> Data for the task

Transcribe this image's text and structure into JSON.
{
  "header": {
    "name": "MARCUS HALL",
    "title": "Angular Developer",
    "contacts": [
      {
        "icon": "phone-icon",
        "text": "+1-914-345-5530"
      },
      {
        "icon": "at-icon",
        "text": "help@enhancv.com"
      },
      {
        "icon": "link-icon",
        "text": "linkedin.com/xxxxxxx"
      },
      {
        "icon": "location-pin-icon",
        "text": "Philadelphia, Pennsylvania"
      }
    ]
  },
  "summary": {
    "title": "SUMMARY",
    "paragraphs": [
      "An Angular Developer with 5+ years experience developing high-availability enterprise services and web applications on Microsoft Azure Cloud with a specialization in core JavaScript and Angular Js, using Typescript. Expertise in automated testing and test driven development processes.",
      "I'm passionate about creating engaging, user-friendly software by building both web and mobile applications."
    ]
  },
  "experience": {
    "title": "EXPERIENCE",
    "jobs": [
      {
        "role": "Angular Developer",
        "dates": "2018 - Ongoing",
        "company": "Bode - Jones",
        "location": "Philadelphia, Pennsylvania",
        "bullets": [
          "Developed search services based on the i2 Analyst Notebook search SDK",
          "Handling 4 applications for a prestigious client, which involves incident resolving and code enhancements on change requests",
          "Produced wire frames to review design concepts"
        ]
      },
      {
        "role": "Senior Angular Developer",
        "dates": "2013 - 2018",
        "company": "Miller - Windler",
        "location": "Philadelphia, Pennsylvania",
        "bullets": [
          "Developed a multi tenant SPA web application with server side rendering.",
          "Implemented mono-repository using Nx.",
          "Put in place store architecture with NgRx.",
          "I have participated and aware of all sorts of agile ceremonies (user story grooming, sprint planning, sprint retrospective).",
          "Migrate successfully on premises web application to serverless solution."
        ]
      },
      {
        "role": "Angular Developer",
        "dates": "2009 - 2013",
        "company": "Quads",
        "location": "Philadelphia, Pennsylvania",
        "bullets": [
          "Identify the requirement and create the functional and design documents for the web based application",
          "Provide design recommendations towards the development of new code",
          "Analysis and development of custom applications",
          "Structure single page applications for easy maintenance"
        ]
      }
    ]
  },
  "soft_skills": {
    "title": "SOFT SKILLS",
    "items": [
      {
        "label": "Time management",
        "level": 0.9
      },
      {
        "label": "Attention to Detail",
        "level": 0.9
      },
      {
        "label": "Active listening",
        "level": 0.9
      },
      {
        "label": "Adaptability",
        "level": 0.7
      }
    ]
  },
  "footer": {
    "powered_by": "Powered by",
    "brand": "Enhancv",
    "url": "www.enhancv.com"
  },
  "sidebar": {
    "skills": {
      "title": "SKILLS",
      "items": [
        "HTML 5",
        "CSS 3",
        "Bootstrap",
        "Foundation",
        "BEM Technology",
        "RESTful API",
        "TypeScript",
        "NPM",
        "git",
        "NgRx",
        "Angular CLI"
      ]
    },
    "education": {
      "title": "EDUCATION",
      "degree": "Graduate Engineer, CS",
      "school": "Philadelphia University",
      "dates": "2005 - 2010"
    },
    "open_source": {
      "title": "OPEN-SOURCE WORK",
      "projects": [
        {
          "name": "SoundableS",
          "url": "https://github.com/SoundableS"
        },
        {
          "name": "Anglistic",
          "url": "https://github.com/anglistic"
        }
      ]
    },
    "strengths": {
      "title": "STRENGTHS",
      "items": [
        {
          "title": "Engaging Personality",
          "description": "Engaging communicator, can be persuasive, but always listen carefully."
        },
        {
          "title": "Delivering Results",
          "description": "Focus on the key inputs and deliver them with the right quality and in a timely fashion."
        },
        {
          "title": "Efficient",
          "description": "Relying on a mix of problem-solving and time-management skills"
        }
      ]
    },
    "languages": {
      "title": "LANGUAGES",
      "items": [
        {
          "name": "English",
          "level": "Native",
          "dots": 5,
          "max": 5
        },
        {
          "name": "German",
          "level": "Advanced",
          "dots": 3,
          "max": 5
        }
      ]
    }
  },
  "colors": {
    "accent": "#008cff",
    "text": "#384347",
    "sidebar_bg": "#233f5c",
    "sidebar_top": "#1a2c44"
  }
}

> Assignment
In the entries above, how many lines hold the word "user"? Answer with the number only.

> Reply
2